Rating the Halloween Franchise
1978, Compass International Pictures
What can be said about this movie that hasn’t been said already? Though not the first slasher movie, Halloween is the movie that spawned the entire horror sub-genre that blew up during the 1980s. The film’s score is amazing. Right up there with Star Wars, and the atmosphere throughout the film is tense, as are the film’s closing moments. It’s my favorite horror move and one of the my favorite movies period. You can’t call yourself a fan of horror movies if you’ve never seen this one.
out of 5
1981, Universal Pictures
The sequel is a classic in its own right, but a lot of horror fans and film critics don’t agree with me. The movie takes place immediately after the events of Halloween, and director Rick Rosenthal (John Carpenter passed on directing but did co-write & co-produce) hoped to create a similar atmosphere for this movie. The final product of Halloween II ended up being far more violent and gory than its predecessor. This is thanks to the fact that Universal and/or John Carpenter felt the movie needed to be able to compete with other slasher movies of the day and new kill scenes were filmed (supposedly with Carpenter as director).

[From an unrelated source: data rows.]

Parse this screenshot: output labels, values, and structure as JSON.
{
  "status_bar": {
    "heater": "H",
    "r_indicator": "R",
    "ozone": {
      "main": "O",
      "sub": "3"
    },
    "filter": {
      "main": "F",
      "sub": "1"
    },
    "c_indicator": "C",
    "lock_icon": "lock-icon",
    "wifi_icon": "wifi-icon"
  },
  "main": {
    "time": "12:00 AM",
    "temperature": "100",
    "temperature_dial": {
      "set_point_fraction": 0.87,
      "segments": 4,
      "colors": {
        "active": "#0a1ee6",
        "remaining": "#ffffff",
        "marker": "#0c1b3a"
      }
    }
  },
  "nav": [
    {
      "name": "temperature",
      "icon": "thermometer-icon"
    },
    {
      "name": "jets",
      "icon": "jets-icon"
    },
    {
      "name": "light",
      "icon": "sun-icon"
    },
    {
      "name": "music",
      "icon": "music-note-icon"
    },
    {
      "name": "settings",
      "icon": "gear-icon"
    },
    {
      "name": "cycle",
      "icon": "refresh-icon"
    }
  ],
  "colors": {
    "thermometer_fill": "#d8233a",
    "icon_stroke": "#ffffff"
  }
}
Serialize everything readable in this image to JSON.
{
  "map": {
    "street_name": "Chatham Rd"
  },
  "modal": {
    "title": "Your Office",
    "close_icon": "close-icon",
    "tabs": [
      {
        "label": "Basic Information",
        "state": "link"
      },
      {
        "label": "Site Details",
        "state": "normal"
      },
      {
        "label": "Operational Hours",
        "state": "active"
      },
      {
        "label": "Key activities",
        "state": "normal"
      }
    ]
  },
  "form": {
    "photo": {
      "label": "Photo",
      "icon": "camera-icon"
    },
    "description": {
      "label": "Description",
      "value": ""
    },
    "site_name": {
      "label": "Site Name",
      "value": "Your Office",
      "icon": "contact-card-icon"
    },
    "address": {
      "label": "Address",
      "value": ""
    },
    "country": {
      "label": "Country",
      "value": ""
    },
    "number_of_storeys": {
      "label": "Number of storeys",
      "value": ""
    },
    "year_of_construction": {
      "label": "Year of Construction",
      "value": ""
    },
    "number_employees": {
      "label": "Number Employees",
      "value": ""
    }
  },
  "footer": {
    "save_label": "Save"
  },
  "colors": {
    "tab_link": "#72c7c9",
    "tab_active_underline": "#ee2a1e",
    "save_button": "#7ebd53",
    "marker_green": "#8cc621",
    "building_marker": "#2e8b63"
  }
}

Yes, the movie is harsher and features a slightly different tone than the original movie because of that, but both movies are a fantastic 1-2 punch. Just as Halloween III: Season of the Witch has grown in stature over the years, it’s high time Halloween II starts getting the credit it deserves. It’s one of the best slasher movies of all time, but it has the misfortune of being the follow up to THE best slasher movie of all time.
out of 5